### ASSIGNMENT
Here the job is to copy the data exactly and to exclude every image from it.

........

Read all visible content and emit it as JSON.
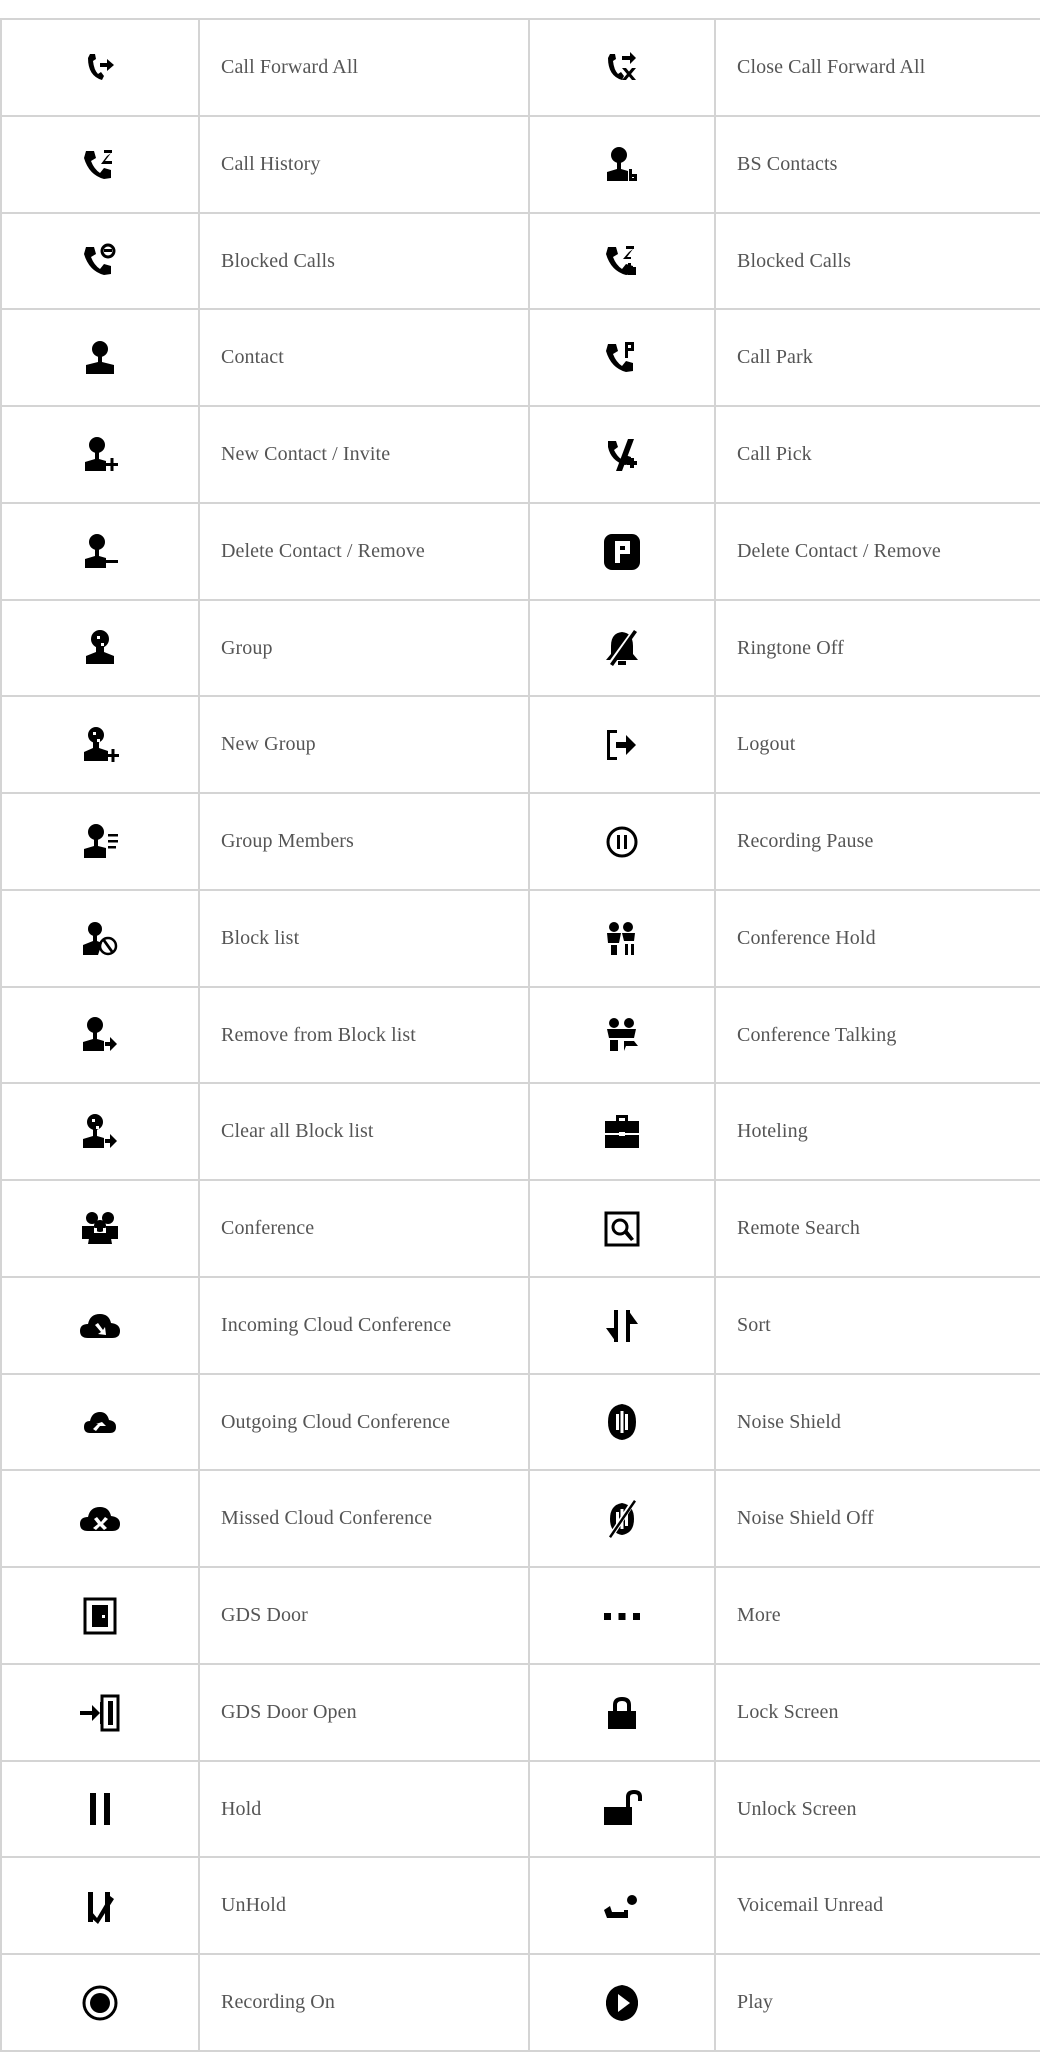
{
  "rows": [
    {
      "left": {
        "icon": "call-forward-all-icon",
        "label": "Call Forward All"
      },
      "right": {
        "icon": "close-call-forward-all-icon",
        "label": "Close Call Forward All"
      }
    },
    {
      "left": {
        "icon": "call-history-icon",
        "label": "Call History"
      },
      "right": {
        "icon": "bs-contacts-icon",
        "label": "BS Contacts"
      }
    },
    {
      "left": {
        "icon": "blocked-calls-icon",
        "label": "Blocked Calls"
      },
      "right": {
        "icon": "blocked-calls-b-icon",
        "label": "Blocked Calls"
      }
    },
    {
      "left": {
        "icon": "contact-icon",
        "label": "Contact"
      },
      "right": {
        "icon": "call-park-icon",
        "label": "Call Park"
      }
    },
    {
      "left": {
        "icon": "new-contact-icon",
        "label": "New Contact / Invite"
      },
      "right": {
        "icon": "call-pick-icon",
        "label": "Call Pick"
      }
    },
    {
      "left": {
        "icon": "delete-contact-icon",
        "label": "Delete Contact / Remove"
      },
      "right": {
        "icon": "park-p-icon",
        "label": "Delete Contact / Remove"
      }
    },
    {
      "left": {
        "icon": "group-icon",
        "label": "Group"
      },
      "right": {
        "icon": "ringtone-off-icon",
        "label": "Ringtone Off"
      }
    },
    {
      "left": {
        "icon": "new-group-icon",
        "label": "New Group"
      },
      "right": {
        "icon": "logout-icon",
        "label": "Logout"
      }
    },
    {
      "left": {
        "icon": "group-members-icon",
        "label": "Group Members"
      },
      "right": {
        "icon": "recording-pause-icon",
        "label": "Recording Pause"
      }
    },
    {
      "left": {
        "icon": "block-list-icon",
        "label": "Block list"
      },
      "right": {
        "icon": "conference-hold-icon",
        "label": "Conference Hold"
      }
    },
    {
      "left": {
        "icon": "remove-block-list-icon",
        "label": "Remove from Block list"
      },
      "right": {
        "icon": "conference-talking-icon",
        "label": "Conference Talking"
      }
    },
    {
      "left": {
        "icon": "clear-block-list-icon",
        "label": "Clear all Block list"
      },
      "right": {
        "icon": "hoteling-icon",
        "label": "Hoteling"
      }
    },
    {
      "left": {
        "icon": "conference-icon",
        "label": "Conference"
      },
      "right": {
        "icon": "remote-search-icon",
        "label": "Remote Search"
      }
    },
    {
      "left": {
        "icon": "incoming-cloud-conference-icon",
        "label": "Incoming Cloud Conference"
      },
      "right": {
        "icon": "sort-icon",
        "label": "Sort"
      }
    },
    {
      "left": {
        "icon": "outgoing-cloud-conference-icon",
        "label": "Outgoing Cloud Conference"
      },
      "right": {
        "icon": "noise-shield-icon",
        "label": "Noise Shield"
      }
    },
    {
      "left": {
        "icon": "missed-cloud-conference-icon",
        "label": "Missed Cloud Conference"
      },
      "right": {
        "icon": "noise-shield-off-icon",
        "label": " Noise Shield Off"
      }
    },
    {
      "left": {
        "icon": "gds-door-icon",
        "label": "GDS Door"
      },
      "right": {
        "icon": "more-icon",
        "label": "More"
      }
    },
    {
      "left": {
        "icon": "gds-door-open-icon",
        "label": "GDS Door Open"
      },
      "right": {
        "icon": "lock-screen-icon",
        "label": "Lock Screen"
      }
    },
    {
      "left": {
        "icon": "hold-icon",
        "label": "Hold"
      },
      "right": {
        "icon": "unlock-screen-icon",
        "label": "Unlock Screen"
      }
    },
    {
      "left": {
        "icon": "unhold-icon",
        "label": "UnHold"
      },
      "right": {
        "icon": "voicemail-unread-icon",
        "label": "Voicemail Unread"
      }
    },
    {
      "left": {
        "icon": "recording-on-icon",
        "label": "Recording On"
      },
      "right": {
        "icon": "play-icon",
        "label": "Play"
      }
    }
  ]
}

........

### SOLUTION TO THE EXERCISE
Read all visible content and emit it as JSON.
{
  "rows": [
    {
      "left": {
        "icon": "call-forward-all-icon",
        "label": "Call Forward All"
      },
      "right": {
        "icon": "close-call-forward-all-icon",
        "label": "Close Call Forward All"
      }
    },
    {
      "left": {
        "icon": "call-history-icon",
        "label": "Call History"
      },
      "right": {
        "icon": "bs-contacts-icon",
        "label": "BS Contacts"
      }
    },
    {
      "left": {
        "icon": "blocked-calls-icon",
        "label": "Blocked Calls"
      },
      "right": {
        "icon": "blocked-calls-b-icon",
        "label": "Blocked Calls"
      }
    },
    {
      "left": {
        "icon": "contact-icon",
        "label": "Contact"
      },
      "right": {
        "icon": "call-park-icon",
        "label": "Call Park"
      }
    },
    {
      "left": {
        "icon": "new-contact-icon",
        "label": "New Contact / Invite"
      },
      "right": {
        "icon": "call-pick-icon",
        "label": "Call Pick"
      }
    },
    {
      "left": {
        "icon": "delete-contact-icon",
        "label": "Delete Contact / Remove"
      },
      "right": {
        "icon": "park-p-icon",
        "label": "Delete Contact / Remove"
      }
    },
    {
      "left": {
        "icon": "group-icon",
        "label": "Group"
      },
      "right": {
        "icon": "ringtone-off-icon",
        "label": "Ringtone Off"
      }
    },
    {
      "left": {
        "icon": "new-group-icon",
        "label": "New Group"
      },
      "right": {
        "icon": "logout-icon",
        "label": "Logout"
      }
    },
    {
      "left": {
        "icon": "group-members-icon",
        "label": "Group Members"
      },
      "right": {
        "icon": "recording-pause-icon",
        "label": "Recording Pause"
      }
    },
    {
      "left": {
        "icon": "block-list-icon",
        "label": "Block list"
      },
      "right": {
        "icon": "conference-hold-icon",
        "label": "Conference Hold"
      }
    },
    {
      "left": {
        "icon": "remove-block-list-icon",
        "label": "Remove from Block list"
      },
      "right": {
        "icon": "conference-talking-icon",
        "label": "Conference Talking"
      }
    },
    {
      "left": {
        "icon": "clear-block-list-icon",
        "label": "Clear all Block list"
      },
      "right": {
        "icon": "hoteling-icon",
        "label": "Hoteling"
      }
    },
    {
      "left": {
        "icon": "conference-icon",
        "label": "Conference"
      },
      "right": {
        "icon": "remote-search-icon",
        "label": "Remote Search"
      }
    },
    {
      "left": {
        "icon": "incoming-cloud-conference-icon",
        "label": "Incoming Cloud Conference"
      },
      "right": {
        "icon": "sort-icon",
        "label": "Sort"
      }
    },
    {
      "left": {
        "icon": "outgoing-cloud-conference-icon",
        "label": "Outgoing Cloud Conference"
      },
      "right": {
        "icon": "noise-shield-icon",
        "label": "Noise Shield"
      }
    },
    {
      "left": {
        "icon": "missed-cloud-conference-icon",
        "label": "Missed Cloud Conference"
      },
      "right": {
        "icon": "noise-shield-off-icon",
        "label": " Noise Shield Off"
      }
    },
    {
      "left": {
        "icon": "gds-door-icon",
        "label": "GDS Door"
      },
      "right": {
        "icon": "more-icon",
        "label": "More"
      }
    },
    {
      "left": {
        "icon": "gds-door-open-icon",
        "label": "GDS Door Open"
      },
      "right": {
        "icon": "lock-screen-icon",
        "label": "Lock Screen"
      }
    },
    {
      "left": {
        "icon": "hold-icon",
        "label": "Hold"
      },
      "right": {
        "icon": "unlock-screen-icon",
        "label": "Unlock Screen"
      }
    },
    {
      "left": {
        "icon": "unhold-icon",
        "label": "UnHold"
      },
      "right": {
        "icon": "voicemail-unread-icon",
        "label": "Voicemail Unread"
      }
    },
    {
      "left": {
        "icon": "recording-on-icon",
        "label": "Recording On"
      },
      "right": {
        "icon": "play-icon",
        "label": "Play"
      }
    }
  ]
}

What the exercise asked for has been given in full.